But one bit of DCCRPG really captured my imagination: The character funnel, which turns four sad-sack level-0 characters into one level 1 PC by the power of dice and almost-certain death.
The character funnel brings a very OSR approach to a very OSR problem. The problem is that most retro-styled games have very swingy character creation. The beloved Iron Man stat generation system (roll 3d6 in order for each ability) is particularly bad in this regard.
Out of (say) four characters, Iron Man will generally turn up one rock-solid character, two mediocrities, and one you just feel sorry for. This is fine for players 1, 2, and 3; but it can really blow chunks for poor player 4.
There’re two classic solutions to the problem: One is to make character generation more merciful (Fine enough for most GMs; but those of us who like a little arbitrary brutality find this unsatisfactory), the other is to tell players to suck it up (Also fine enough, until you get the player who rolls five 10s and a 7. What do you tell that poor bastard?).
Most of the OSR GMs I’ve read suggest that this swinginess is just fine: The characters who survive were the ones who deserved to survive. Players will eventually learn to love their sucky characters for their unique histories, rather than their raw numbers. This does little for more modern players who don’t want to slog through their first few sessions with a suboptimal 10-10-10-10-10-7er like the one mentioned above. Indeed, in my experience, many players will have given up on the entire OSR system well before they can enjoy this compensation.
DCC’s OSR solution is very nifty: It accelerates the building of that character history. Let’s outline it briefly: Each player creates four level-0 PCs. Each of these receives a tiny fragment of personality and backstory: A race, profession, and a few meager possessions. You then send these sadsacks through the meat-grinder of a typical D&D dungeon. The few who manage to claw their way from -100 XP to 1 XP attain level one, and get a class and a proper place in the campaign.
The idea, then, is that players learn to love the idiots who survived simply because they’re the ones who managed to beat the odds. Who cares that your survivor (a farmer, with nothing to his name but a goat and a smile) has 7 Strength and 4 Charisma? Somehow his 13 Intelligence allowed him to pull through, and he’s now ready for a profitable career as a wizard.
It’s a damned great idea. But I wanted to use it with my system of choice, rather than DCC, and I wanted a free version of the idea so even non-DCC players could enjoy it. So I wrote up a Basic Fantasy version (.pdf; .odt also available).1 This should work just fine with most other OSR games, as well, though you’ll need to adjust saves and AC.
The funnel turns up all sorts of evocative characters: An Elven Ragpicker with 16 Charisma, unencumbered by any possessions except a sack of broken glass. A Dwarven Beekeeper, apparently not hampered in her chosen profession by her 4 Dexterity. Human Nobles with pet monkeys; Halfling Vintners with three jugs of wine; even Dwarven Wizard’s Apprentices.2

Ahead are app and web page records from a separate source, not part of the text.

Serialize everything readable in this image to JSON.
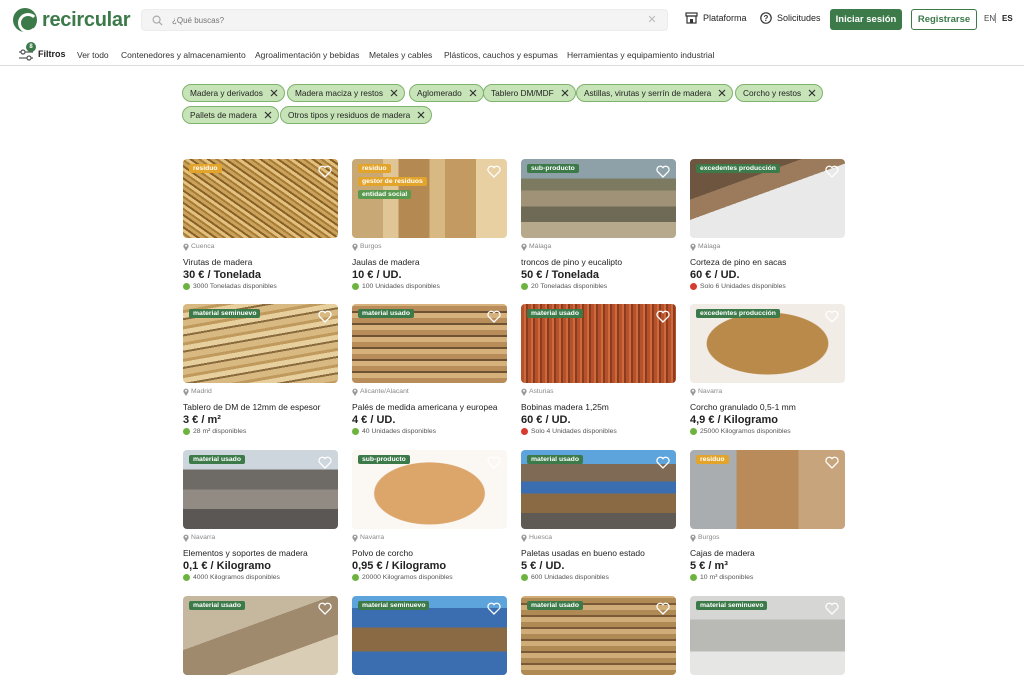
{
  "header": {
    "logo_text": "recircular",
    "search_placeholder": "¿Qué buscas?",
    "nav_plataforma": "Plataforma",
    "nav_solicitudes": "Solicitudes",
    "login_label": "Iniciar sesión",
    "register_label": "Registrarse",
    "lang_en": "EN",
    "lang_es": "ES"
  },
  "categories": {
    "filter_count": "8",
    "filters_label": "Filtros",
    "items": [
      "Ver todo",
      "Contenedores y almacenamiento",
      "Agroalimentación y bebidas",
      "Metales y cables",
      "Plásticos, cauchos y espumas",
      "Herramientas y equipamiento industrial"
    ]
  },
  "chips": [
    "Madera y derivados",
    "Madera maciza y restos",
    "Aglomerado",
    "Tablero DM/MDF",
    "Astillas, virutas y serrín de madera",
    "Corcho y restos",
    "Pallets de madera",
    "Otros tipos y residuos de madera"
  ],
  "products": [
    {
      "tags": [
        "residuo"
      ],
      "location": "Cuenca",
      "title": "Virutas de madera",
      "price": "30 € / Tonelada",
      "availability": "3000 Toneladas disponibles",
      "status": "green"
    },
    {
      "tags": [
        "residuo",
        "gestor de residuos",
        "entidad social"
      ],
      "location": "Burgos",
      "title": "Jaulas de madera",
      "price": "10 € / UD.",
      "availability": "100 Unidades disponibles",
      "status": "green"
    },
    {
      "tags": [
        "sub-producto"
      ],
      "location": "Málaga",
      "title": "troncos de pino y eucalipto",
      "price": "50 € / Tonelada",
      "availability": "20 Toneladas disponibles",
      "status": "green"
    },
    {
      "tags": [
        "excedentes producción"
      ],
      "location": "Málaga",
      "title": "Corteza de pino en sacas",
      "price": "60 € / UD.",
      "availability": "Solo 6 Unidades disponibles",
      "status": "red"
    },
    {
      "tags": [
        "material seminuevo"
      ],
      "location": "Madrid",
      "title": "Tablero de DM de 12mm de espesor",
      "price": "3 € / m²",
      "availability": "28 m² disponibles",
      "status": "green"
    },
    {
      "tags": [
        "material usado"
      ],
      "location": "Alicante/Alacant",
      "title": "Palés de medida americana y europea",
      "price": "4 € / UD.",
      "availability": "40 Unidades disponibles",
      "status": "green"
    },
    {
      "tags": [
        "material usado"
      ],
      "location": "Asturias",
      "title": "Bobinas madera 1,25m",
      "price": "60 € / UD.",
      "availability": "Solo 4 Unidades disponibles",
      "status": "red"
    },
    {
      "tags": [
        "excedentes producción"
      ],
      "location": "Navarra",
      "title": "Corcho granulado 0,5-1 mm",
      "price": "4,9 € / Kilogramo",
      "availability": "25000 Kilogramos disponibles",
      "status": "green"
    },
    {
      "tags": [
        "material usado"
      ],
      "location": "Navarra",
      "title": "Elementos y soportes de madera",
      "price": "0,1 € / Kilogramo",
      "availability": "4000 Kilogramos disponibles",
      "status": "green"
    },
    {
      "tags": [
        "sub-producto"
      ],
      "location": "Navarra",
      "title": "Polvo de corcho",
      "price": "0,95 € / Kilogramo",
      "availability": "20000 Kilogramos disponibles",
      "status": "green"
    },
    {
      "tags": [
        "material usado"
      ],
      "location": "Huesca",
      "title": "Paletas usadas en bueno estado",
      "price": "5 € / UD.",
      "availability": "600 Unidades disponibles",
      "status": "green"
    },
    {
      "tags": [
        "residuo"
      ],
      "location": "Burgos",
      "title": "Cajas de madera",
      "price": "5 € / m³",
      "availability": "10 m³ disponibles",
      "status": "green"
    },
    {
      "tags": [
        "material usado"
      ]
    },
    {
      "tags": [
        "material seminuevo"
      ]
    },
    {
      "tags": [
        "material usado"
      ]
    },
    {
      "tags": [
        "material seminuevo"
      ]
    }
  ]
}
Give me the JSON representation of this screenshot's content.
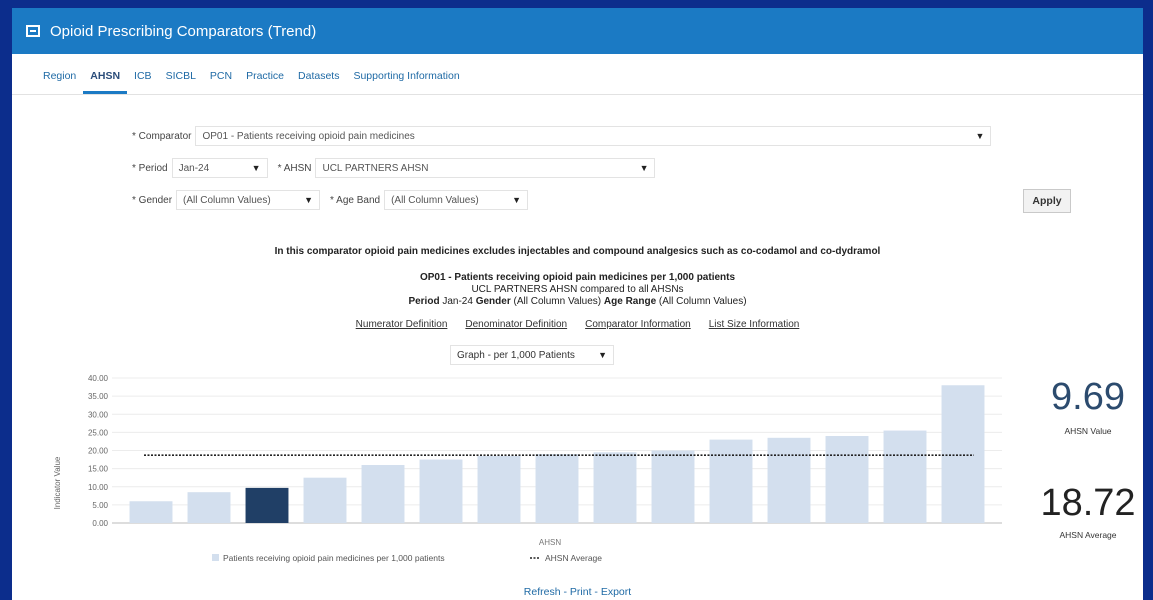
{
  "window": {
    "title": "Opioid Prescribing Comparators (Trend)"
  },
  "tabs": [
    {
      "label": "Region",
      "active": false
    },
    {
      "label": "AHSN",
      "active": true
    },
    {
      "label": "ICB",
      "active": false
    },
    {
      "label": "SICBL",
      "active": false
    },
    {
      "label": "PCN",
      "active": false
    },
    {
      "label": "Practice",
      "active": false
    },
    {
      "label": "Datasets",
      "active": false
    },
    {
      "label": "Supporting Information",
      "active": false
    }
  ],
  "filters": {
    "comparator": {
      "label": "* Comparator",
      "value": "OP01 - Patients receiving opioid pain medicines"
    },
    "period": {
      "label": "* Period",
      "value": "Jan-24"
    },
    "ahsn": {
      "label": "* AHSN",
      "value": "UCL PARTNERS AHSN"
    },
    "gender": {
      "label": "* Gender",
      "value": "(All Column Values)"
    },
    "age_band": {
      "label": "* Age Band",
      "value": "(All Column Values)"
    },
    "apply_label": "Apply"
  },
  "notes": {
    "exclusion": "In this comparator opioid pain medicines excludes injectables and compound analgesics such as co-codamol and co-dydramol",
    "chart_title": "OP01 - Patients receiving opioid pain medicines per 1,000 patients",
    "comparison": "UCL PARTNERS AHSN compared to all AHSNs",
    "period_label": "Period",
    "period_value": "Jan-24",
    "gender_label": "Gender",
    "gender_value": "(All Column Values)",
    "age_label": "Age Range",
    "age_value": "(All Column Values)"
  },
  "links": [
    "Numerator Definition",
    "Denominator Definition",
    "Comparator Information",
    "List Size Information"
  ],
  "graph_selector": "Graph - per 1,000 Patients",
  "kpis": {
    "value": "9.69",
    "value_label": "AHSN Value",
    "average": "18.72",
    "average_label": "AHSN Average"
  },
  "footer": {
    "refresh": "Refresh",
    "print": "Print",
    "export": "Export",
    "sep": " - "
  },
  "colors": {
    "bar": "#d3dfee",
    "highlight": "#203f66",
    "average_line": "#222222",
    "title_bar": "#1b7ac4"
  },
  "chart_data": {
    "type": "bar",
    "ylabel": "Indicator Value",
    "xlabel": "AHSN",
    "ylim": [
      0,
      40
    ],
    "yticks": [
      "0.00",
      "5.00",
      "10.00",
      "15.00",
      "20.00",
      "25.00",
      "30.00",
      "35.00",
      "40.00"
    ],
    "values": [
      6.0,
      8.5,
      9.69,
      12.5,
      16.0,
      17.5,
      18.5,
      19.0,
      19.5,
      20.0,
      23.0,
      23.5,
      24.0,
      25.5,
      38.0
    ],
    "highlight_index": 2,
    "average": 18.72,
    "legend": [
      "Patients receiving opioid pain medicines per 1,000 patients",
      "AHSN Average"
    ],
    "grid": true
  }
}
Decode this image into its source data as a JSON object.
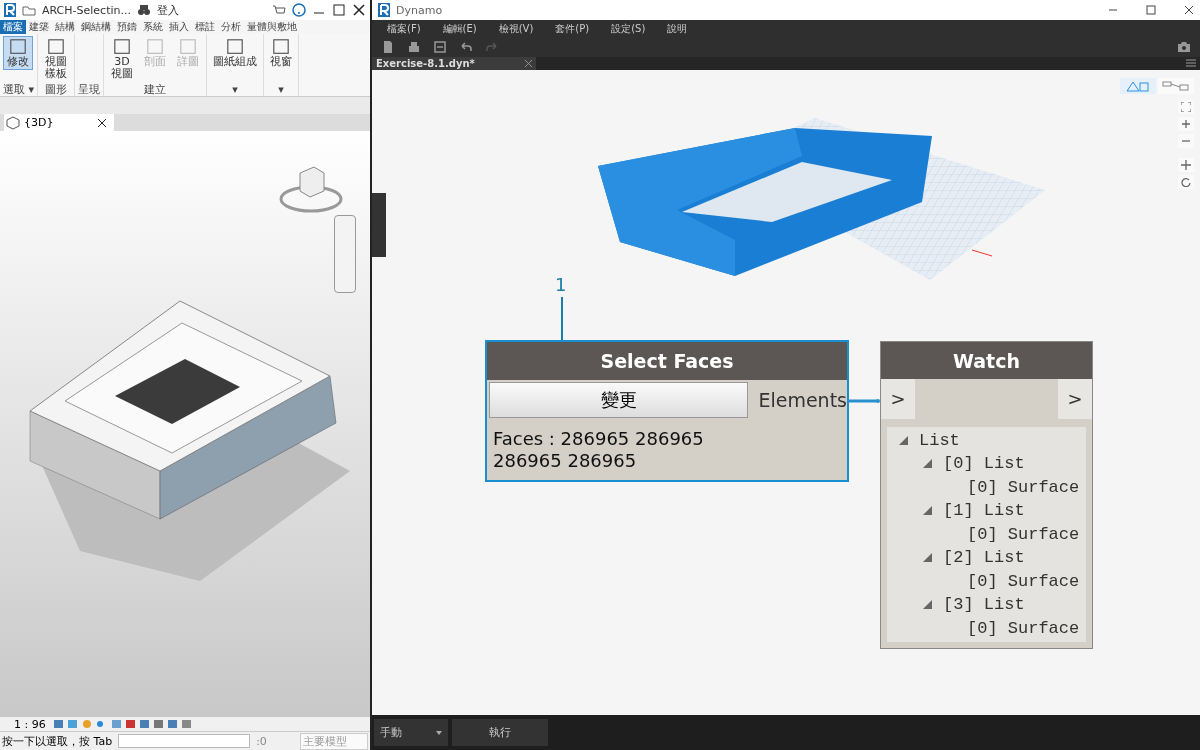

The Funnel has one other use: It’s very good for creating NPC parties, and indeed just common NPCs in general. Three rolls on pages two and three will get you 90% of a basic NPC, and ten minutes or so of effort will produce a crew of four suitable for dropping into any dungeon.
Not only that, but I flatter myself that the list of possessions will create amusing corpses for PCs to loot. If you do use the Funnel to create NPCs, I’d suggest just doing two or three rolls on the Equipment Generator, rather than buying loot for each one individuallly.
All files licensed under the Open Game License, for full terms see the file downloads.
Impossible, I know. I would advise players with surviving wannabe-dwarf-wizards to persuade your GM that this Dwarf can evade the class restriction. Failing that, you have a great backstory about the poor Dwarf who wasted a half-century in misguided pursuit of arcane power.↩